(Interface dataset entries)
*** Begin section ***

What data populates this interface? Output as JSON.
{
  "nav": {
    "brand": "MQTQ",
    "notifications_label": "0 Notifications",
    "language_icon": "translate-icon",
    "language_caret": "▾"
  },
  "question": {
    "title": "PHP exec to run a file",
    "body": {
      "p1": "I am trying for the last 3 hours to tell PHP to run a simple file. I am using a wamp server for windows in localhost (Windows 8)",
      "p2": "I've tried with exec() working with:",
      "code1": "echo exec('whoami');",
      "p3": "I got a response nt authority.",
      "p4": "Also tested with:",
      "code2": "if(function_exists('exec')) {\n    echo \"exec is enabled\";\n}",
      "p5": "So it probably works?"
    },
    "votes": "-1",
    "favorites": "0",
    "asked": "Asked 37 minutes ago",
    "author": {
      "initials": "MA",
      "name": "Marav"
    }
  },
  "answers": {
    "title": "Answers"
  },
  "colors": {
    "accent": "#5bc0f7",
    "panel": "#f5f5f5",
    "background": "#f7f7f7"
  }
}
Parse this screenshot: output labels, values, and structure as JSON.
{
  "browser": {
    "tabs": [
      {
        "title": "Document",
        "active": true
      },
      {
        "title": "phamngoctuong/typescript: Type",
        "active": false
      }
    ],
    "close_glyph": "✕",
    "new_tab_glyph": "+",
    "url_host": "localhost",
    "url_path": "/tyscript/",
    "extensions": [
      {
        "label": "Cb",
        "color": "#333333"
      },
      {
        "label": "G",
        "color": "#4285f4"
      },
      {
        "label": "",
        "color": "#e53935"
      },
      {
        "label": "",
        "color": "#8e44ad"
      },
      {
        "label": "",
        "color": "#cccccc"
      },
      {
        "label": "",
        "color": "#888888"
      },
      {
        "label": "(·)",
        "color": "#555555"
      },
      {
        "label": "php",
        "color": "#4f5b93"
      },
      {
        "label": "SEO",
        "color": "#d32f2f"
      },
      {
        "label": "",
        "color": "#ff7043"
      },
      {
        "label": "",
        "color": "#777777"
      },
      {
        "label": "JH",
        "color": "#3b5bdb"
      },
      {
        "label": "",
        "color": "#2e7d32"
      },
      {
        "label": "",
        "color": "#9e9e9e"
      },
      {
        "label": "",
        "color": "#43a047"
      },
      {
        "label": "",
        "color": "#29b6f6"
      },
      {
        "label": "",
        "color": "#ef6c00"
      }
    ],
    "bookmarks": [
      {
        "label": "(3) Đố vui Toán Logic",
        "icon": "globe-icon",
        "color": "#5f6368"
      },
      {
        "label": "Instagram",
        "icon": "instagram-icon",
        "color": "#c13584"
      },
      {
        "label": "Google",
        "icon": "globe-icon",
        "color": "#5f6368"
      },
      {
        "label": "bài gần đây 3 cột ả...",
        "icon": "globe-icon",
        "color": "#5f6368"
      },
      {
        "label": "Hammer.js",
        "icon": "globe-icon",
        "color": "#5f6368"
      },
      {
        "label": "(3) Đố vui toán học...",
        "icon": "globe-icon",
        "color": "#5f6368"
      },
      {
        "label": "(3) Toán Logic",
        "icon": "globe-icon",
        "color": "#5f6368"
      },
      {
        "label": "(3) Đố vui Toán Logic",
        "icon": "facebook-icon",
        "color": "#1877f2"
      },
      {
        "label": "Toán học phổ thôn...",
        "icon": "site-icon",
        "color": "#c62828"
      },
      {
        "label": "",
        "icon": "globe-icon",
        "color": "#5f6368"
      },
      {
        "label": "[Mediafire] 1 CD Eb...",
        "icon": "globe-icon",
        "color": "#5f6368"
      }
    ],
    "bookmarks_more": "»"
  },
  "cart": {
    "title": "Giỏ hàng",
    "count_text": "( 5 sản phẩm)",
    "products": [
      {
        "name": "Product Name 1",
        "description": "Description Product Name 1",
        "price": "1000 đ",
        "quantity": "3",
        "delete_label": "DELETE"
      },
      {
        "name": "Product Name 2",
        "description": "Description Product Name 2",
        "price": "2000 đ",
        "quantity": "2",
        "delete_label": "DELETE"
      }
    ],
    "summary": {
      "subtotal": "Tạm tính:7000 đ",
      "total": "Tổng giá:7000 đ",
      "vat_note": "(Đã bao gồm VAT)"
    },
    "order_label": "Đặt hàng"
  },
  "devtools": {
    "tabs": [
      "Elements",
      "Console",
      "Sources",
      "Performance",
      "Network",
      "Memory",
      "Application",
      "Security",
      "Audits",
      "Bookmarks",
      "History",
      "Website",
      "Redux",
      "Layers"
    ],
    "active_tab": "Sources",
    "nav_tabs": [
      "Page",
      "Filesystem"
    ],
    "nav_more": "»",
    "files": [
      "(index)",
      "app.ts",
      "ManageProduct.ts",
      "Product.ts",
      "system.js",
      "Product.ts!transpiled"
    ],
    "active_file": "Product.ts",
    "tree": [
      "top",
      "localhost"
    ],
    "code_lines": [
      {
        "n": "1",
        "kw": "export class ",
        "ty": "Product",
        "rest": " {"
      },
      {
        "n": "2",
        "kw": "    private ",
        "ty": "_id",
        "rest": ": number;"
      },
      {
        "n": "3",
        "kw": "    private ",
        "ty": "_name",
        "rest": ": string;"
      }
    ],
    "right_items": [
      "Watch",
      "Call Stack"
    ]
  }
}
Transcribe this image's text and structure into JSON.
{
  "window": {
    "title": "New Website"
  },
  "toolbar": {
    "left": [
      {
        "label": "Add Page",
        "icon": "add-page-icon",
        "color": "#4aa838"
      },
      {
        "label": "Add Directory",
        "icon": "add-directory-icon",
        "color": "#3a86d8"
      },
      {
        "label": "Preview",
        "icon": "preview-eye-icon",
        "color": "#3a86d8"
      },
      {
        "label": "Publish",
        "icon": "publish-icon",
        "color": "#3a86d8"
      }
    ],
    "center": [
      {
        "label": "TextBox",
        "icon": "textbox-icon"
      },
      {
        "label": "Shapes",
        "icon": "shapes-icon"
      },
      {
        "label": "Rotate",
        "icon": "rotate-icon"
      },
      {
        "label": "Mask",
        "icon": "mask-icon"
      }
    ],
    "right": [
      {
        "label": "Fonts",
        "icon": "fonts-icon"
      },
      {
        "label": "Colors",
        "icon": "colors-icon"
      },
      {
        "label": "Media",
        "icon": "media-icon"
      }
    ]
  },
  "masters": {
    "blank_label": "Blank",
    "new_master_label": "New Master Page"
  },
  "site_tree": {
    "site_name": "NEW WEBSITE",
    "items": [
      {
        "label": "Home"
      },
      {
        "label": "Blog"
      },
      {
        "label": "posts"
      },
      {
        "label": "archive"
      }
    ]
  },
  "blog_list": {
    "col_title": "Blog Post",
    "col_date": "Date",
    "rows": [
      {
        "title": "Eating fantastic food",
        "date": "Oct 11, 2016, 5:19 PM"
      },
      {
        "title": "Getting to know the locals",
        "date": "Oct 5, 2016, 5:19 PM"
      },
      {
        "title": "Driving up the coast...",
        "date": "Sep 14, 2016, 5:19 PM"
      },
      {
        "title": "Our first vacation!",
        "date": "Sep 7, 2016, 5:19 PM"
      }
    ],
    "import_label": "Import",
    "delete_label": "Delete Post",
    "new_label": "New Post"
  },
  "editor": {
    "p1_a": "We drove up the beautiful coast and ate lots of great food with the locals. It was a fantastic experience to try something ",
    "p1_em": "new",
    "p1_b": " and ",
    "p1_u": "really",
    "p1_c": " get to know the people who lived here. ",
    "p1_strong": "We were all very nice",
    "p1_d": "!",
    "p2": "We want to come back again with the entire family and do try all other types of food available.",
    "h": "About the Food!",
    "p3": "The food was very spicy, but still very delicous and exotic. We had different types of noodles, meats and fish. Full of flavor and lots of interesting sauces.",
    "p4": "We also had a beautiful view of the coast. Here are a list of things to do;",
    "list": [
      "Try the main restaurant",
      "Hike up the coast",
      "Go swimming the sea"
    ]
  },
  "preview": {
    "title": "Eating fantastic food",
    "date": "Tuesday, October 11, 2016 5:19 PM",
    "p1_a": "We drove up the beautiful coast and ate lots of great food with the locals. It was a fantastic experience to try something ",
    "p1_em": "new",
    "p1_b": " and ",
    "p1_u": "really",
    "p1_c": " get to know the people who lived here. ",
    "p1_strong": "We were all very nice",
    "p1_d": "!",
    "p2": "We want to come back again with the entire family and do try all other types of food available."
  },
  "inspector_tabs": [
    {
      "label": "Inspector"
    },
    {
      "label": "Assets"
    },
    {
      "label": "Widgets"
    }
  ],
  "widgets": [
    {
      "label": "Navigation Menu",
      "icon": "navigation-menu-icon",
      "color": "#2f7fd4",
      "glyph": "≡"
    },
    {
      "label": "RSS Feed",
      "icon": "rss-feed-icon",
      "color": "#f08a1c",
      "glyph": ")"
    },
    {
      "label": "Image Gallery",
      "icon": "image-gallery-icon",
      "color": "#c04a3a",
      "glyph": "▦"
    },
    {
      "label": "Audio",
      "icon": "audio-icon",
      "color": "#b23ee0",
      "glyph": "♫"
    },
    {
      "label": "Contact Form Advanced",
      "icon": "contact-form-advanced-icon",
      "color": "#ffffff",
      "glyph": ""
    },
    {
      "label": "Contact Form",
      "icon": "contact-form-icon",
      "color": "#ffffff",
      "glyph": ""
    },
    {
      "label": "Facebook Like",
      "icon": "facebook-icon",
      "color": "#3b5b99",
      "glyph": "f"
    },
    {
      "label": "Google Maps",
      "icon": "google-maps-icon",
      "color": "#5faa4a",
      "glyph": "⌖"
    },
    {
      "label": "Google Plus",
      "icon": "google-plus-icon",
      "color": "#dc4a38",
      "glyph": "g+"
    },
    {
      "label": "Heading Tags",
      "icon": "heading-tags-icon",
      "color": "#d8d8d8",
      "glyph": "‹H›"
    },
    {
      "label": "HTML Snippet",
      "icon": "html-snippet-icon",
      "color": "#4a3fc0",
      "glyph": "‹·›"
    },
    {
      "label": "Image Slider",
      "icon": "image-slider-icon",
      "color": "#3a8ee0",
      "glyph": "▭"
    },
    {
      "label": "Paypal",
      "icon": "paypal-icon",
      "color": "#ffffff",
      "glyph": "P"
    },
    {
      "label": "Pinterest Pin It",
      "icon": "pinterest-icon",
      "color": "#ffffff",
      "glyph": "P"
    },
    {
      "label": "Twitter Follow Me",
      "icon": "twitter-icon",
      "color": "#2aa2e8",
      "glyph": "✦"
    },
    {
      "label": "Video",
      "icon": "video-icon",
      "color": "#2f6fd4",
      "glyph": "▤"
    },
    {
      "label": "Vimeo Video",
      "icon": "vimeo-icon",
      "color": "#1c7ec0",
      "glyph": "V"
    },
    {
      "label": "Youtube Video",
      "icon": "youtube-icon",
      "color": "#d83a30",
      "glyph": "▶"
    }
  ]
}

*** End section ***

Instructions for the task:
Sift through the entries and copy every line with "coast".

Written solution:
        "title": "Driving up the coast...",
    "p1_a": "We drove up the beautiful coast and ate lots of great food with the locals. It was a fantastic experience to try something ",
    "p4": "We also had a beautiful view of the coast. Here are a list of things to do;",
      "Hike up the coast",
    "p1_a": "We drove up the beautiful coast and ate lots of great food with the locals. It was a fantastic experience to try something ",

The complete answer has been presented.